== Exercise directions ==
Of the lines below, report only those that contain "name".

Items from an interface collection
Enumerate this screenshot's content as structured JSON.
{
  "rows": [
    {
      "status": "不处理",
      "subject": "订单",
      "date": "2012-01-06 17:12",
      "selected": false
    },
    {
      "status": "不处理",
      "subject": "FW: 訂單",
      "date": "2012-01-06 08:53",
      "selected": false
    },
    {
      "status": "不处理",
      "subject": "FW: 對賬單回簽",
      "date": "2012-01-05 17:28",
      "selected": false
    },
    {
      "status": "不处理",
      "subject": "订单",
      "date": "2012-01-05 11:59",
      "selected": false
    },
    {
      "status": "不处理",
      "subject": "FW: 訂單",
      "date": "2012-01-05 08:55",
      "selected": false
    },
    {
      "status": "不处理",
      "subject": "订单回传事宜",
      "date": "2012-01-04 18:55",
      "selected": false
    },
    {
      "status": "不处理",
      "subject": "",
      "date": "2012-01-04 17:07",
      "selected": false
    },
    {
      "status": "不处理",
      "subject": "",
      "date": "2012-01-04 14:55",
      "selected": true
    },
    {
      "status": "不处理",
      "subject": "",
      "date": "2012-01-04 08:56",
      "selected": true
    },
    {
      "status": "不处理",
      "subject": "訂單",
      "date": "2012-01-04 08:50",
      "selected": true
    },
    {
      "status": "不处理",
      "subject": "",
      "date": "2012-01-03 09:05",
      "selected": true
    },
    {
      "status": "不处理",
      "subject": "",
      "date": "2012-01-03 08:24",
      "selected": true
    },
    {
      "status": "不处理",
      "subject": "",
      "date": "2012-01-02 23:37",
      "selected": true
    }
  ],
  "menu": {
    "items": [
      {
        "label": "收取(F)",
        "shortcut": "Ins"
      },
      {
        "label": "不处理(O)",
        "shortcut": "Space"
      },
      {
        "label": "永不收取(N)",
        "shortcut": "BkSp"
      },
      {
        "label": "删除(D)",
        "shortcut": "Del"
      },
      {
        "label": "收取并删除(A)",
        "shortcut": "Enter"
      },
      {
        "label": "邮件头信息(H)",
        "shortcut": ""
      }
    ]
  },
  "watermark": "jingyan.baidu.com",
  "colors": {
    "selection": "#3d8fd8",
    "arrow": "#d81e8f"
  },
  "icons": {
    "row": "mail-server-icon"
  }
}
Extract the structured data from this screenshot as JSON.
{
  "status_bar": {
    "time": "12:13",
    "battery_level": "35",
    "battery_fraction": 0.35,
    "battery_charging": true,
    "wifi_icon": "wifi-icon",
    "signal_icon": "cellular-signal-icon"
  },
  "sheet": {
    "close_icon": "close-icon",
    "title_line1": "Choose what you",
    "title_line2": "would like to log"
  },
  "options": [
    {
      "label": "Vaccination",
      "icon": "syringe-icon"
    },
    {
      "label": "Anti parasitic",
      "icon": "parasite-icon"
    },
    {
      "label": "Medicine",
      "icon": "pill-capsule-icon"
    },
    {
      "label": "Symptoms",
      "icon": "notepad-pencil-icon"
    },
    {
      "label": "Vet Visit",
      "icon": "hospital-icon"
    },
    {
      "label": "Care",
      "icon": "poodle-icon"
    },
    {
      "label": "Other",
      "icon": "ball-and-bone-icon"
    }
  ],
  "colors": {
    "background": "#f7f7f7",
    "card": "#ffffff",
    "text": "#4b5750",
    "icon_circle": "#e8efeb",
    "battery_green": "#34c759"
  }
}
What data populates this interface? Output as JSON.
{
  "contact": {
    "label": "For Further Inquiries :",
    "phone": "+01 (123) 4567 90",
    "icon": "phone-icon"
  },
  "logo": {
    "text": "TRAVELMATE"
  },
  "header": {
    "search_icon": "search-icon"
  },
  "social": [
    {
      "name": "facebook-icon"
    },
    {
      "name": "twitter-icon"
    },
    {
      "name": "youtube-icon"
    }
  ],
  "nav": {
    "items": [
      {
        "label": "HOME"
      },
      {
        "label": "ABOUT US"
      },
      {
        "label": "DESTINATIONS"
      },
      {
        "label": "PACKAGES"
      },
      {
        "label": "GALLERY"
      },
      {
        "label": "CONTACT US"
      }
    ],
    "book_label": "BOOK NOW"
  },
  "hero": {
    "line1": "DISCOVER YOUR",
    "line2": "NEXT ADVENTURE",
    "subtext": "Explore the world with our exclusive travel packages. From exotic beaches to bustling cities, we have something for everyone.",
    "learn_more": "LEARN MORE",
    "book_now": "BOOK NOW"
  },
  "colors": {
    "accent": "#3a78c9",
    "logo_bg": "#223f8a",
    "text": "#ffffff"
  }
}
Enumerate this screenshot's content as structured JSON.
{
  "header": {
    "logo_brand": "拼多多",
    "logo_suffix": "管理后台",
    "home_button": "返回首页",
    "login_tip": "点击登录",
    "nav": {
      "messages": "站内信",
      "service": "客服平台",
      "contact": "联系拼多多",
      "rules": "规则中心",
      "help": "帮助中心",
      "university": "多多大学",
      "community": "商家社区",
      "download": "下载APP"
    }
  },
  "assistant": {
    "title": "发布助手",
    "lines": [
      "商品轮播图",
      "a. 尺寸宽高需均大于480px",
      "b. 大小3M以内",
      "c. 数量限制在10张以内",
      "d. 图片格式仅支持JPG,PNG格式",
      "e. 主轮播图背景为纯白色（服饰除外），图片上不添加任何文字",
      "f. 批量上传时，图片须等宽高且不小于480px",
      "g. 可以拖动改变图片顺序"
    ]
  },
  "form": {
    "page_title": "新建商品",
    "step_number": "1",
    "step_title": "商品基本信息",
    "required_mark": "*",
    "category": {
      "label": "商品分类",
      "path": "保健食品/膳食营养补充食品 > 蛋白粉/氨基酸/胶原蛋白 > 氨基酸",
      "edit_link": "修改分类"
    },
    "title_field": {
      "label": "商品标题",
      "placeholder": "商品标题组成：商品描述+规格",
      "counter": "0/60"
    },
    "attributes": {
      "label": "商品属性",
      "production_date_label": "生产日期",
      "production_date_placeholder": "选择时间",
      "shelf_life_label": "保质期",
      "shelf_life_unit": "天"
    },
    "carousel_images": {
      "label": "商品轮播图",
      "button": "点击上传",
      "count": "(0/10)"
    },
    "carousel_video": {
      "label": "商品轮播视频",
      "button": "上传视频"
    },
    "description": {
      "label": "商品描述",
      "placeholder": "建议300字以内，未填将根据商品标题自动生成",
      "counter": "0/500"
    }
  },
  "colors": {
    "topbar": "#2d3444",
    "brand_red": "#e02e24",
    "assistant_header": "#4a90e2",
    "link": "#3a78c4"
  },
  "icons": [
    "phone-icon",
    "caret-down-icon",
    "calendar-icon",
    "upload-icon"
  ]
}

== Result for this task ==
      "name": "facebook-icon"
      "name": "twitter-icon"
      "name": "youtube-icon"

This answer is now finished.